**Records for the exercise**

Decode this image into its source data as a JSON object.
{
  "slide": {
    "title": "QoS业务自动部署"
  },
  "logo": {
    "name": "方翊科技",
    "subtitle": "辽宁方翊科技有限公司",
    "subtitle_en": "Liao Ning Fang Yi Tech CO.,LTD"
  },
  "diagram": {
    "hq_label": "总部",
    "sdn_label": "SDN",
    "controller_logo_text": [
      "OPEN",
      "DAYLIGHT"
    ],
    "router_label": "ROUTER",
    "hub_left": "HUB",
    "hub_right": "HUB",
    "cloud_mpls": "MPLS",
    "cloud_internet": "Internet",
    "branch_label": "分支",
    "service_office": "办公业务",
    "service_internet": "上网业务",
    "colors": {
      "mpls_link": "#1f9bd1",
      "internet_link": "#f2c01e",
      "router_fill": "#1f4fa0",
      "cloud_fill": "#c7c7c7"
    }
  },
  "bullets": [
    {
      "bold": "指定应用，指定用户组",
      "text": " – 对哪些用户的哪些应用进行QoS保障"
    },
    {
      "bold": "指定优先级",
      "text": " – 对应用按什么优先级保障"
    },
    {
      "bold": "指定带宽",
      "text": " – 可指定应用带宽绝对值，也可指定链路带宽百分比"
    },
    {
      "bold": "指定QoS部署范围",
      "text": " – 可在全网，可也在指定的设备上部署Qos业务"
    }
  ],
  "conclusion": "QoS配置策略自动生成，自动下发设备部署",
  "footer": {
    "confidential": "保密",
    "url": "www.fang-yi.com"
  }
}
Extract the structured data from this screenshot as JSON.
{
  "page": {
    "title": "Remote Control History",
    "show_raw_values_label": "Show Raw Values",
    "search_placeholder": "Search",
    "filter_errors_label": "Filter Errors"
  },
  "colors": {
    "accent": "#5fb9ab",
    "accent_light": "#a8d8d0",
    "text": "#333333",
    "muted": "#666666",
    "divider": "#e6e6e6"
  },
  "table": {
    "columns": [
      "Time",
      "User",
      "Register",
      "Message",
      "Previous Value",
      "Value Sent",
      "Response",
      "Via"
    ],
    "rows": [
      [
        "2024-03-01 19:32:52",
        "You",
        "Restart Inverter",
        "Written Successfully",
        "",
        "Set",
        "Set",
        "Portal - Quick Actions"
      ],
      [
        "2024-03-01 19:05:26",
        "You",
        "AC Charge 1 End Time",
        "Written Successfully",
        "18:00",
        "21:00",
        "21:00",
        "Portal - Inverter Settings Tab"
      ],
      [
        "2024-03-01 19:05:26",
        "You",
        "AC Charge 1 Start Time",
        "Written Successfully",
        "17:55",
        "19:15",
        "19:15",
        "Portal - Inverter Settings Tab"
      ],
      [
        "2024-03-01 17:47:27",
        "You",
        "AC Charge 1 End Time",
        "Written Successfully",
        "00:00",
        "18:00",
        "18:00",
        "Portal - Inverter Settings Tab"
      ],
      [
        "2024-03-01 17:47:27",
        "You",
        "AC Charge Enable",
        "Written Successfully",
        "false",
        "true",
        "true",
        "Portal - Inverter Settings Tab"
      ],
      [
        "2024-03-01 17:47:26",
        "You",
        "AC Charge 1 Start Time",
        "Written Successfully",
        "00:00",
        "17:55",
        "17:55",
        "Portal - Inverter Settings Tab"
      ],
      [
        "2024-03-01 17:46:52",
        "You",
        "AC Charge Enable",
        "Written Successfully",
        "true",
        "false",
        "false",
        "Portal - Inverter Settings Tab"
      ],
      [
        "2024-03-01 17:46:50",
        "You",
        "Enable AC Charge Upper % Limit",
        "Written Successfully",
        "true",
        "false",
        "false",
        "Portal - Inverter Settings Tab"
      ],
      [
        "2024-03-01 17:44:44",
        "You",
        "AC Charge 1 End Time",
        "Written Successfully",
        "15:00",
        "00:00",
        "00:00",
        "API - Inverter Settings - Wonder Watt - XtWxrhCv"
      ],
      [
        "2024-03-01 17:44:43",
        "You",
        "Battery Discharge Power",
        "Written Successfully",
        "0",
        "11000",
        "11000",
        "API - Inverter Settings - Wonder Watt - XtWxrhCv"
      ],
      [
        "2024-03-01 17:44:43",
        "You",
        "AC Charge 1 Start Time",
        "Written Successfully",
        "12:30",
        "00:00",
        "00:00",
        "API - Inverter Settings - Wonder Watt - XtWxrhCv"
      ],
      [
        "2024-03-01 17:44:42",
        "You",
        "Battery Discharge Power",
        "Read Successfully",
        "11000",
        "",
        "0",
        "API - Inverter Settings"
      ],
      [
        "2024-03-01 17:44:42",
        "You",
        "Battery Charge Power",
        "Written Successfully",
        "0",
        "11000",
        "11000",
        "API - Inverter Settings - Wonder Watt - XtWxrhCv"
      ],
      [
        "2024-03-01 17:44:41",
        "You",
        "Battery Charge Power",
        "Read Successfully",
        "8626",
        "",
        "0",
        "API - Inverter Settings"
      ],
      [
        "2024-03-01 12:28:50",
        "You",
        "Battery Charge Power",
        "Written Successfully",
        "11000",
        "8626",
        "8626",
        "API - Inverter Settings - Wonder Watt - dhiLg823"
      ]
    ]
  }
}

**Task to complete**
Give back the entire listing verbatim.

**Answer box**
Decode this image into its source data as a JSON object.
{
  "slide": {
    "title": "QoS业务自动部署"
  },
  "logo": {
    "name": "方翊科技",
    "subtitle": "辽宁方翊科技有限公司",
    "subtitle_en": "Liao Ning Fang Yi Tech CO.,LTD"
  },
  "diagram": {
    "hq_label": "总部",
    "sdn_label": "SDN",
    "controller_logo_text": [
      "OPEN",
      "DAYLIGHT"
    ],
    "router_label": "ROUTER",
    "hub_left": "HUB",
    "hub_right": "HUB",
    "cloud_mpls": "MPLS",
    "cloud_internet": "Internet",
    "branch_label": "分支",
    "service_office": "办公业务",
    "service_internet": "上网业务",
    "colors": {
      "mpls_link": "#1f9bd1",
      "internet_link": "#f2c01e",
      "router_fill": "#1f4fa0",
      "cloud_fill": "#c7c7c7"
    }
  },
  "bullets": [
    {
      "bold": "指定应用，指定用户组",
      "text": " – 对哪些用户的哪些应用进行QoS保障"
    },
    {
      "bold": "指定优先级",
      "text": " – 对应用按什么优先级保障"
    },
    {
      "bold": "指定带宽",
      "text": " – 可指定应用带宽绝对值，也可指定链路带宽百分比"
    },
    {
      "bold": "指定QoS部署范围",
      "text": " – 可在全网，可也在指定的设备上部署Qos业务"
    }
  ],
  "conclusion": "QoS配置策略自动生成，自动下发设备部署",
  "footer": {
    "confidential": "保密",
    "url": "www.fang-yi.com"
  }
}
Extract the structured data from this screenshot as JSON.
{
  "page": {
    "title": "Remote Control History",
    "show_raw_values_label": "Show Raw Values",
    "search_placeholder": "Search",
    "filter_errors_label": "Filter Errors"
  },
  "colors": {
    "accent": "#5fb9ab",
    "accent_light": "#a8d8d0",
    "text": "#333333",
    "muted": "#666666",
    "divider": "#e6e6e6"
  },
  "table": {
    "columns": [
      "Time",
      "User",
      "Register",
      "Message",
      "Previous Value",
      "Value Sent",
      "Response",
      "Via"
    ],
    "rows": [
      [
        "2024-03-01 19:32:52",
        "You",
        "Restart Inverter",
        "Written Successfully",
        "",
        "Set",
        "Set",
        "Portal - Quick Actions"
      ],
      [
        "2024-03-01 19:05:26",
        "You",
        "AC Charge 1 End Time",
        "Written Successfully",
        "18:00",
        "21:00",
        "21:00",
        "Portal - Inverter Settings Tab"
      ],
      [
        "2024-03-01 19:05:26",
        "You",
        "AC Charge 1 Start Time",
        "Written Successfully",
        "17:55",
        "19:15",
        "19:15",
        "Portal - Inverter Settings Tab"
      ],
      [
        "2024-03-01 17:47:27",
        "You",
        "AC Charge 1 End Time",
        "Written Successfully",
        "00:00",
        "18:00",
        "18:00",
        "Portal - Inverter Settings Tab"
      ],
      [
        "2024-03-01 17:47:27",
        "You",
        "AC Charge Enable",
        "Written Successfully",
        "false",
        "true",
        "true",
        "Portal - Inverter Settings Tab"
      ],
      [
        "2024-03-01 17:47:26",
        "You",
        "AC Charge 1 Start Time",
        "Written Successfully",
        "00:00",
        "17:55",
        "17:55",
        "Portal - Inverter Settings Tab"
      ],
      [
        "2024-03-01 17:46:52",
        "You",
        "AC Charge Enable",
        "Written Successfully",
        "true",
        "false",
        "false",
        "Portal - Inverter Settings Tab"
      ],
      [
        "2024-03-01 17:46:50",
        "You",
        "Enable AC Charge Upper % Limit",
        "Written Successfully",
        "true",
        "false",
        "false",
        "Portal - Inverter Settings Tab"
      ],
      [
        "2024-03-01 17:44:44",
        "You",
        "AC Charge 1 End Time",
        "Written Successfully",
        "15:00",
        "00:00",
        "00:00",
        "API - Inverter Settings - Wonder Watt - XtWxrhCv"
      ],
      [
        "2024-03-01 17:44:43",
        "You",
        "Battery Discharge Power",
        "Written Successfully",
        "0",
        "11000",
        "11000",
        "API - Inverter Settings - Wonder Watt - XtWxrhCv"
      ],
      [
        "2024-03-01 17:44:43",
        "You",
        "AC Charge 1 Start Time",
        "Written Successfully",
        "12:30",
        "00:00",
        "00:00",
        "API - Inverter Settings - Wonder Watt - XtWxrhCv"
      ],
      [
        "2024-03-01 17:44:42",
        "You",
        "Battery Discharge Power",
        "Read Successfully",
        "11000",
        "",
        "0",
        "API - Inverter Settings"
      ],
      [
        "2024-03-01 17:44:42",
        "You",
        "Battery Charge Power",
        "Written Successfully",
        "0",
        "11000",
        "11000",
        "API - Inverter Settings - Wonder Watt - XtWxrhCv"
      ],
      [
        "2024-03-01 17:44:41",
        "You",
        "Battery Charge Power",
        "Read Successfully",
        "8626",
        "",
        "0",
        "API - Inverter Settings"
      ],
      [
        "2024-03-01 12:28:50",
        "You",
        "Battery Charge Power",
        "Written Successfully",
        "11000",
        "8626",
        "8626",
        "API - Inverter Settings - Wonder Watt - dhiLg823"
      ]
    ]
  }
}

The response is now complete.